Start of Information provided

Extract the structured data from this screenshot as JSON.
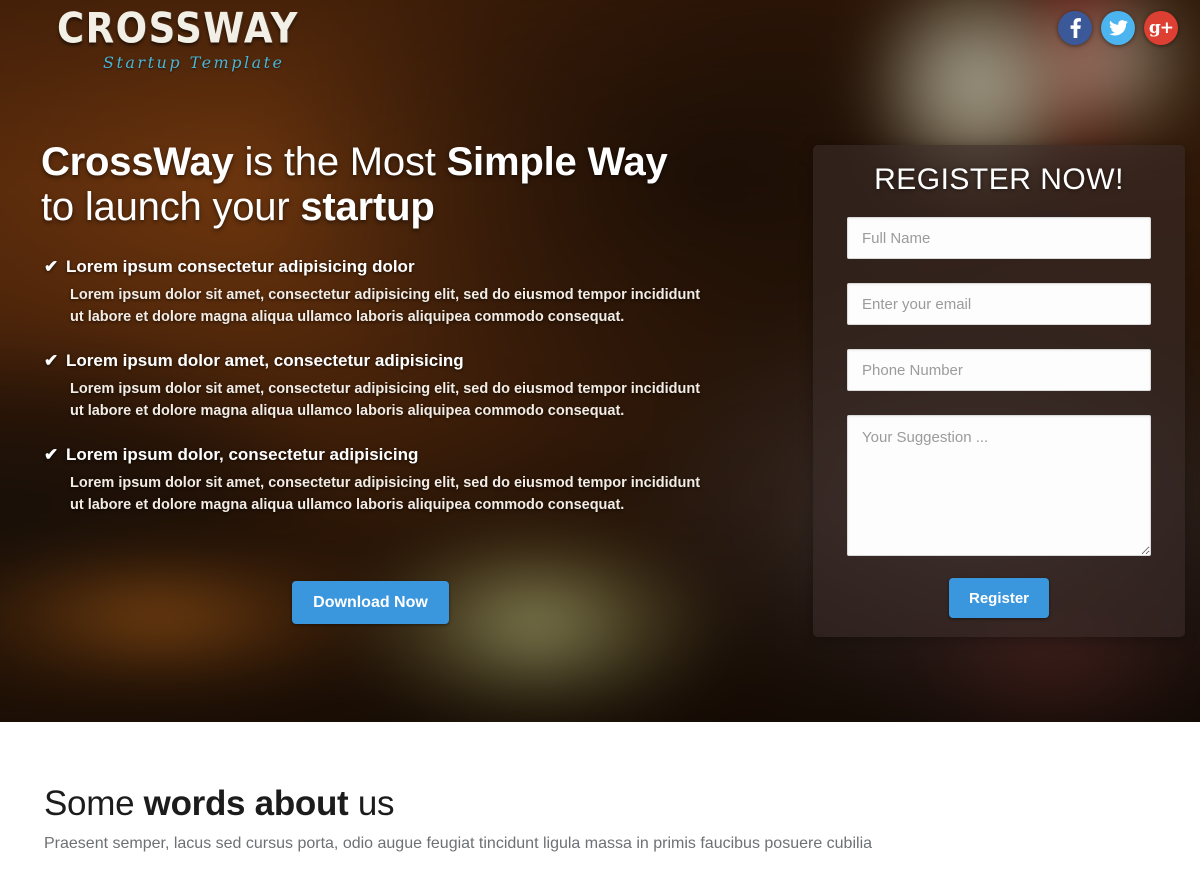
{
  "header": {
    "logo_main": "CROSSWAY",
    "logo_sub": "Startup Template",
    "social": [
      {
        "name": "facebook",
        "glyph": "f",
        "color": "#3b5998"
      },
      {
        "name": "twitter",
        "glyph": "t",
        "color": "#4cb4ee"
      },
      {
        "name": "googleplus",
        "glyph": "g+",
        "color": "#dd3f32"
      }
    ]
  },
  "hero": {
    "headline_part1": "CrossWay",
    "headline_part2": " is the Most ",
    "headline_part3": "Simple Way",
    "headline_part4": "to launch your ",
    "headline_part5": "startup",
    "check_glyph": "✔",
    "features": [
      {
        "title": "Lorem ipsum consectetur adipisicing dolor",
        "body": "Lorem ipsum dolor sit amet, consectetur adipisicing elit, sed do eiusmod tempor incididunt ut labore et dolore magna aliqua ullamco laboris aliquipea commodo consequat."
      },
      {
        "title": "Lorem ipsum dolor amet, consectetur adipisicing",
        "body": "Lorem ipsum dolor sit amet, consectetur adipisicing elit, sed do eiusmod tempor incididunt ut labore et dolore magna aliqua ullamco laboris aliquipea commodo consequat."
      },
      {
        "title": "Lorem ipsum dolor, consectetur adipisicing",
        "body": "Lorem ipsum dolor sit amet, consectetur adipisicing elit, sed do eiusmod tempor incididunt ut labore et dolore magna aliqua ullamco laboris aliquipea commodo consequat."
      }
    ],
    "download_label": "Download Now"
  },
  "register": {
    "title": "REGISTER NOW!",
    "full_name_placeholder": "Full Name",
    "full_name_value": "",
    "email_placeholder": "Enter your email",
    "email_value": "",
    "phone_placeholder": "Phone Number",
    "phone_value": "",
    "suggestion_placeholder": "Your Suggestion ...",
    "suggestion_value": "",
    "submit_label": "Register"
  },
  "about": {
    "title_part1": "Some ",
    "title_part2": "words about",
    "title_part3": " us",
    "subtitle": "Praesent semper, lacus sed cursus porta, odio augue feugiat tincidunt ligula massa in primis faucibus posuere cubilia"
  },
  "colors": {
    "accent_blue": "#3a96dd",
    "facebook": "#3b5998",
    "twitter": "#4cb4ee",
    "googleplus": "#dd3f32",
    "logo_sub": "#49b6d6"
  }
}
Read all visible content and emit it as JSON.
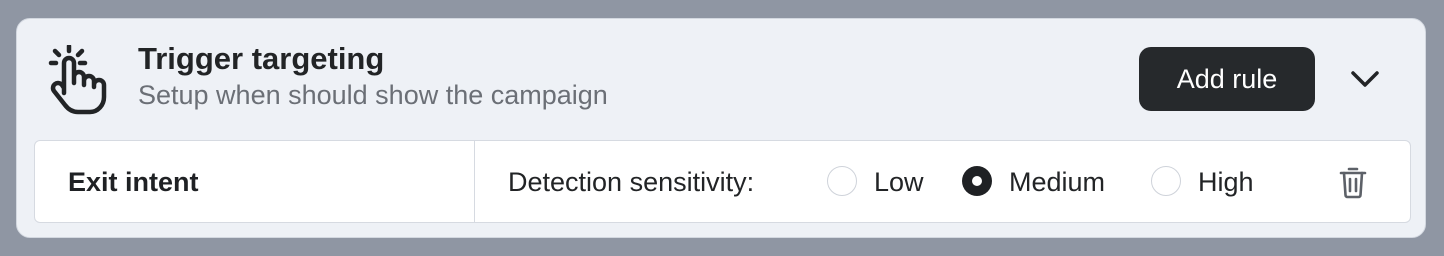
{
  "header": {
    "title": "Trigger targeting",
    "subtitle": "Setup when should show the campaign",
    "add_rule_label": "Add rule",
    "icon": "tap-hand-icon",
    "collapse_icon": "chevron-down-icon"
  },
  "rule": {
    "name": "Exit intent",
    "setting_label": "Detection sensitivity:",
    "options": [
      {
        "label": "Low",
        "selected": false
      },
      {
        "label": "Medium",
        "selected": true
      },
      {
        "label": "High",
        "selected": false
      }
    ],
    "delete_icon": "trash-icon"
  },
  "colors": {
    "page_background": "#8f96a3",
    "card_background": "#eef1f6",
    "button_background": "#26292c",
    "text_primary": "#222426",
    "text_secondary": "#6b6f76"
  }
}
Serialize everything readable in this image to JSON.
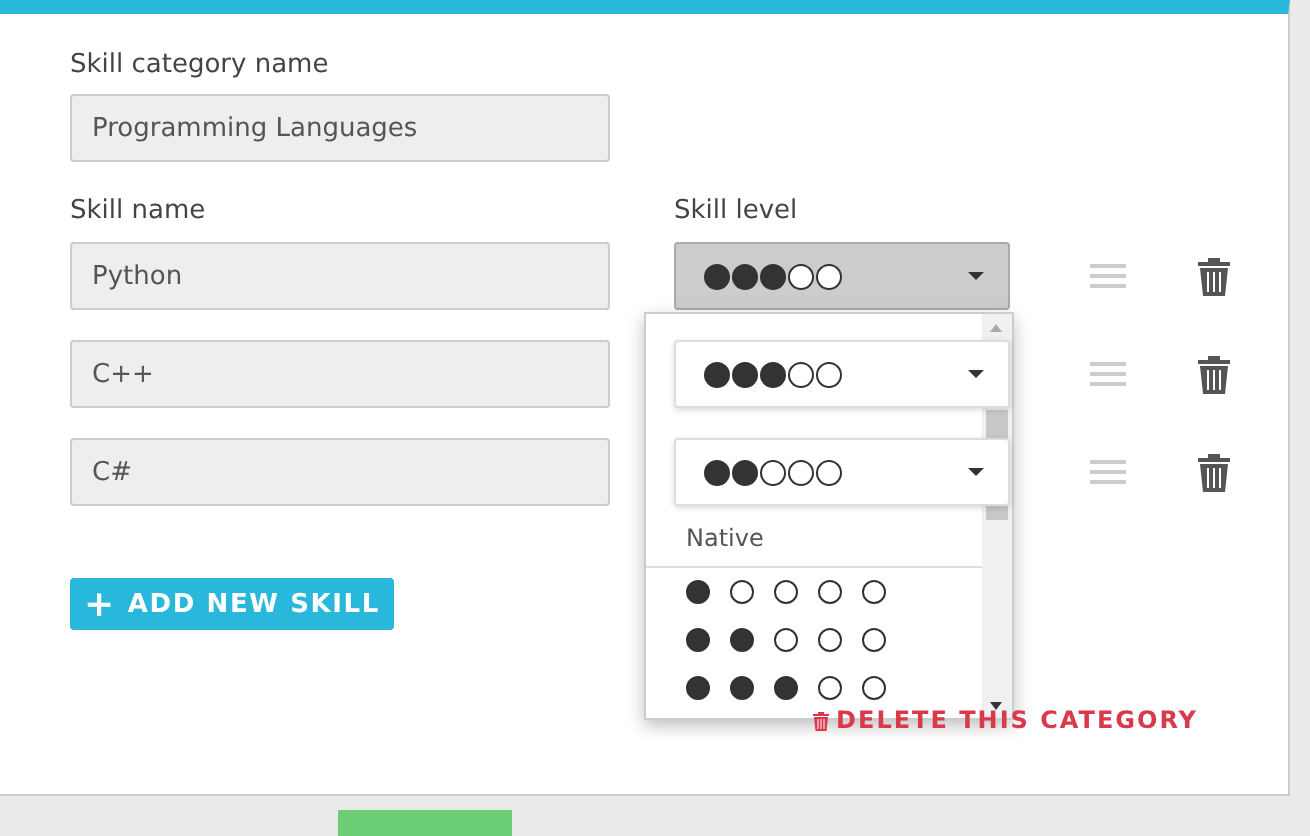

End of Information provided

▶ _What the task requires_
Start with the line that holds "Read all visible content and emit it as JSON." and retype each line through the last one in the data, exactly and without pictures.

▶ _Solved exercise_
Read all visible content and emit it as JSON.
{
  "header": {
    "title": "Trigger targeting",
    "subtitle": "Setup when should show the campaign",
    "add_rule_label": "Add rule",
    "icon": "tap-hand-icon",
    "collapse_icon": "chevron-down-icon"
  },
  "rule": {
    "name": "Exit intent",
    "setting_label": "Detection sensitivity:",
    "options": [
      {
        "label": "Low",
        "selected": false
      },
      {
        "label": "Medium",
        "selected": true
      },
      {
        "label": "High",
        "selected": false
      }
    ],
    "delete_icon": "trash-icon"
  },
  "colors": {
    "page_background": "#8f96a3",
    "card_background": "#eef1f6",
    "button_background": "#26292c",
    "text_primary": "#222426",
    "text_secondary": "#6b6f76"
  }
}
Serialize everything readable in this image to JSON.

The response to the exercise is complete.